I cannot provide a date, but I can say that the MoD conducts routine and regular assessments of any threats to the Falklands and it is our policy that we must retain appropriate levels of defensive capabilities at all times. To my knowledge, that is the case: that is certainly the position of the Government.
My Lords, I very much welcome the Minister’s confirmation that the wishes of local people should be paramount in determining the future of the Falkland Islands. Is this a principle that we should extend more widely so that, in territorial disputes across Africa, Asia and elsewhere, we try and give paramountcy to what local people want? That is not to say other claims are meaningless—that geography and history have no force—but that the world would be a better place if people lived in units where they felt enough in common one with another to accept government from each other’s hands?
I strongly agree with the noble Lord. I think that the position of the UK Government, and our historic position, in relation to countries that are part of our family is a model for the world to follow. Where those arrangements are based on genuine consent, I think the relationship will always be a happier one. It is a model that many other countries would do well to learn from.
My Lords, individual overseas territories have differing needs. Nevertheless, there are similarities, which the Minister, along with others who have contributed today, has identified in his remarks. But what is the status of the current negotiations regarding Gibraltar between the Governments of the United Kingdom, Spain and Gibraltar, and the European Union? If there is an agreement, will it need to be ratified by the respective legislatures?
My Lords, I thank the noble Viscount for his question; I will follow up with a letter. This issue is obviously associated with but not directly relevant to this Question. I am confident that an update will be provided in due course, but I just cannot tell him when.

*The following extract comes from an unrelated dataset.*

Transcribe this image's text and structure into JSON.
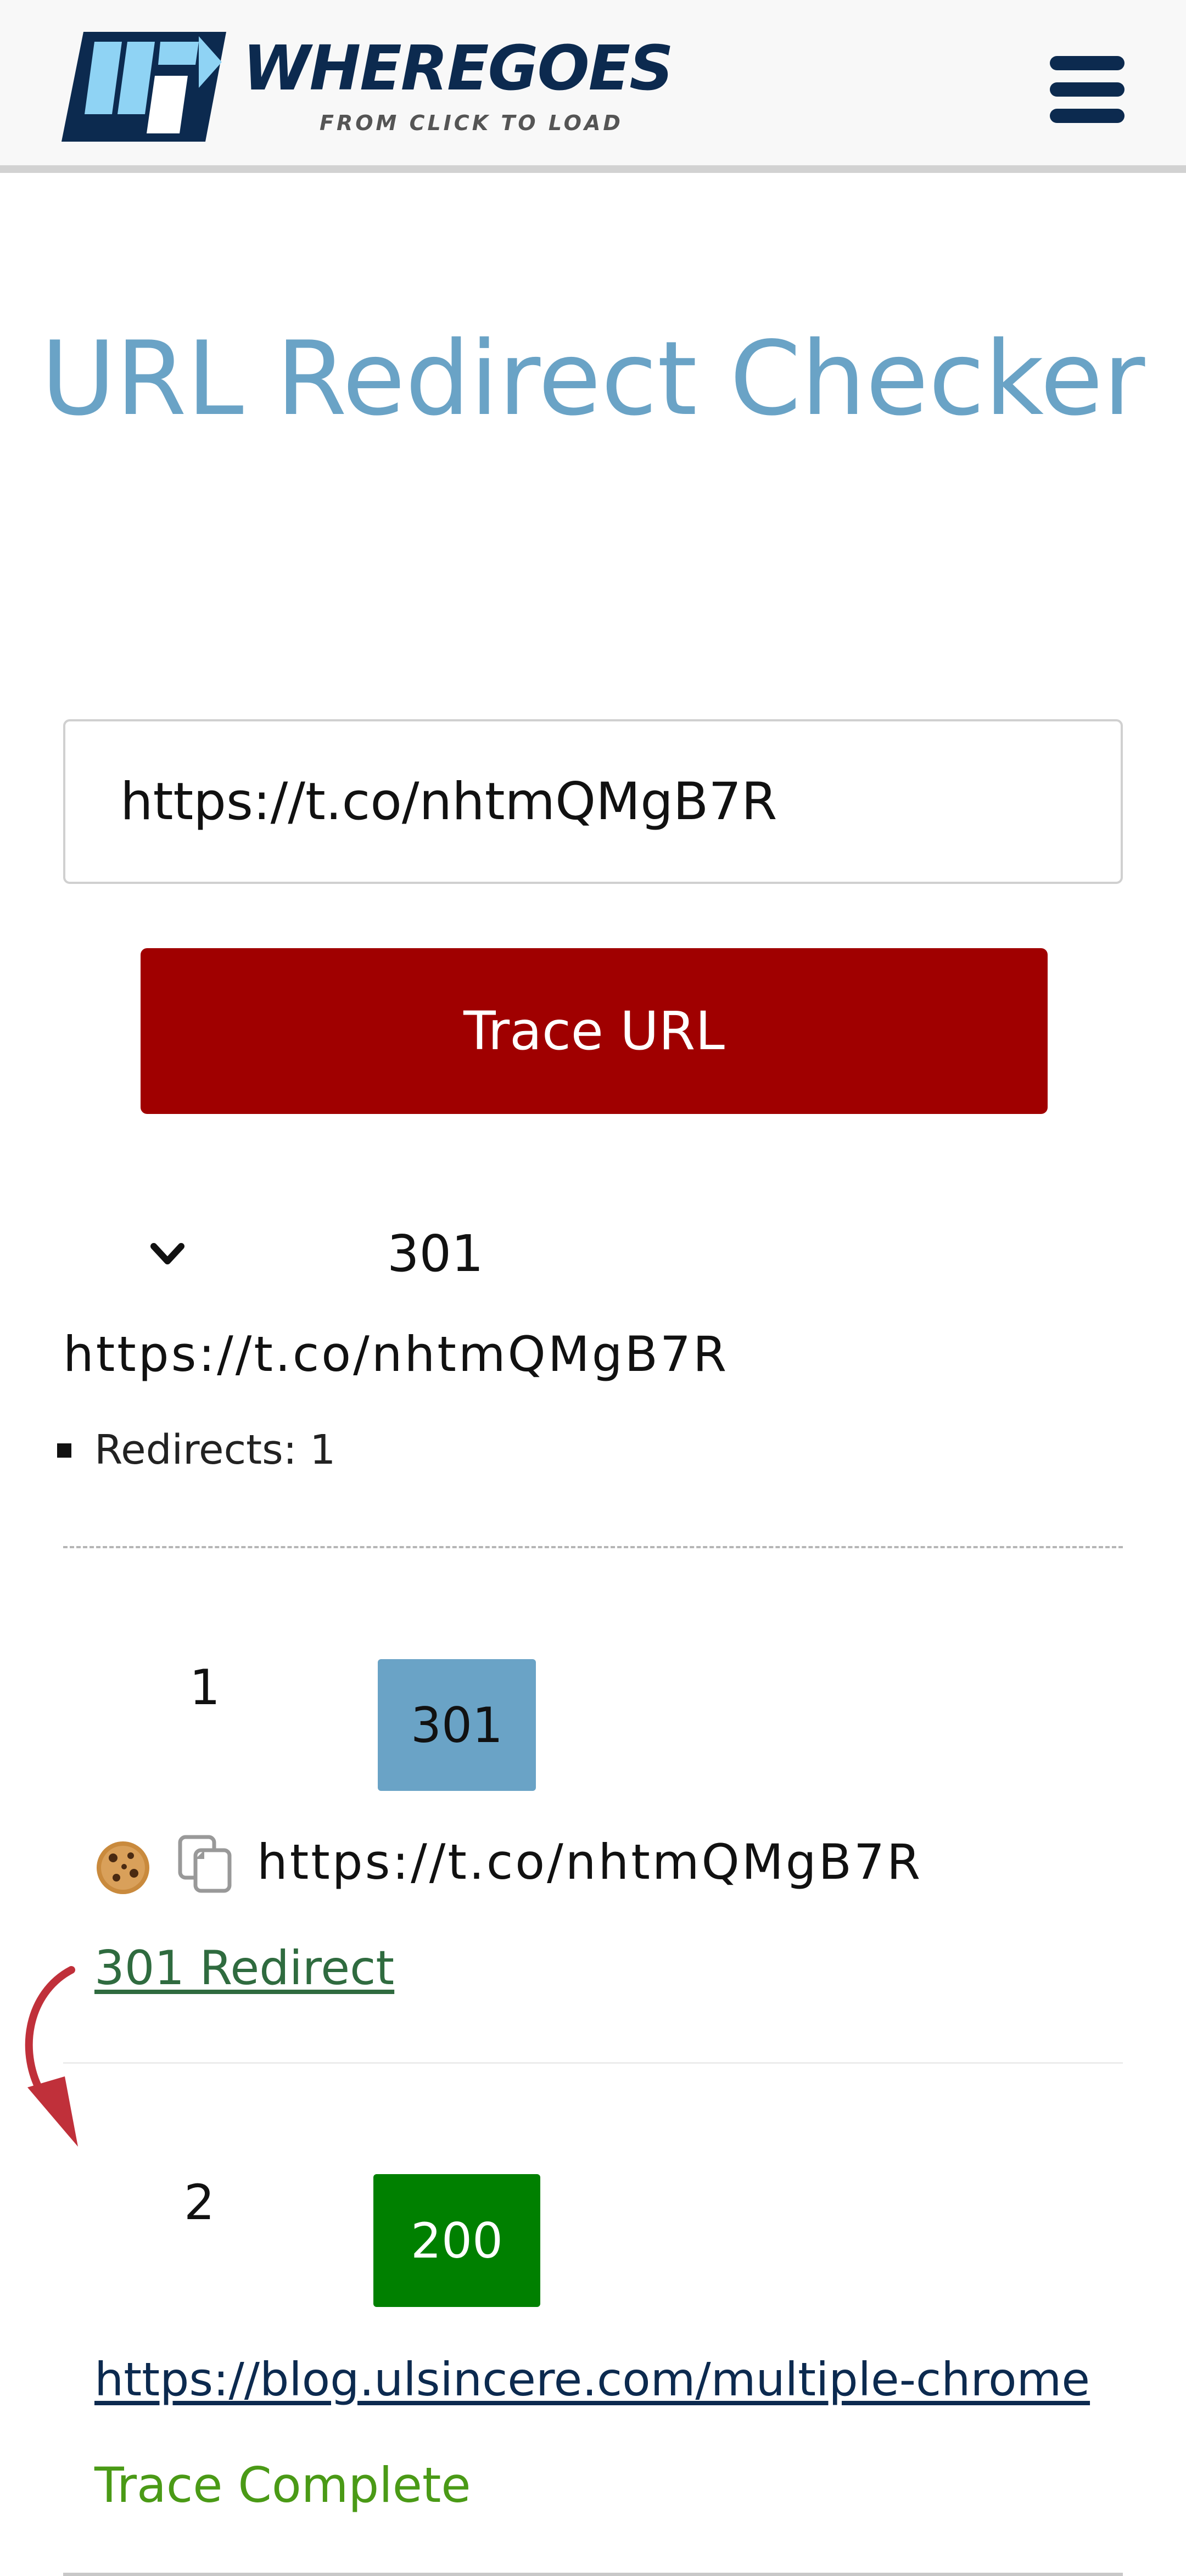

I think I caught the first part of the question; it was a follow-up to the noble Lord’s question about local democracy. The reality is that Hong Kong is in a very difficult position, under the control of a gigantic state whose intentions towards the people of Hong Kong appear less than benign. It is the view of the British Government, as it is my view, that local democracy should prevail and that countries, or even regions, should be able to determine their own future in the way that our policy applies to the Falkland Islands—but it is not something that is entirely in our control.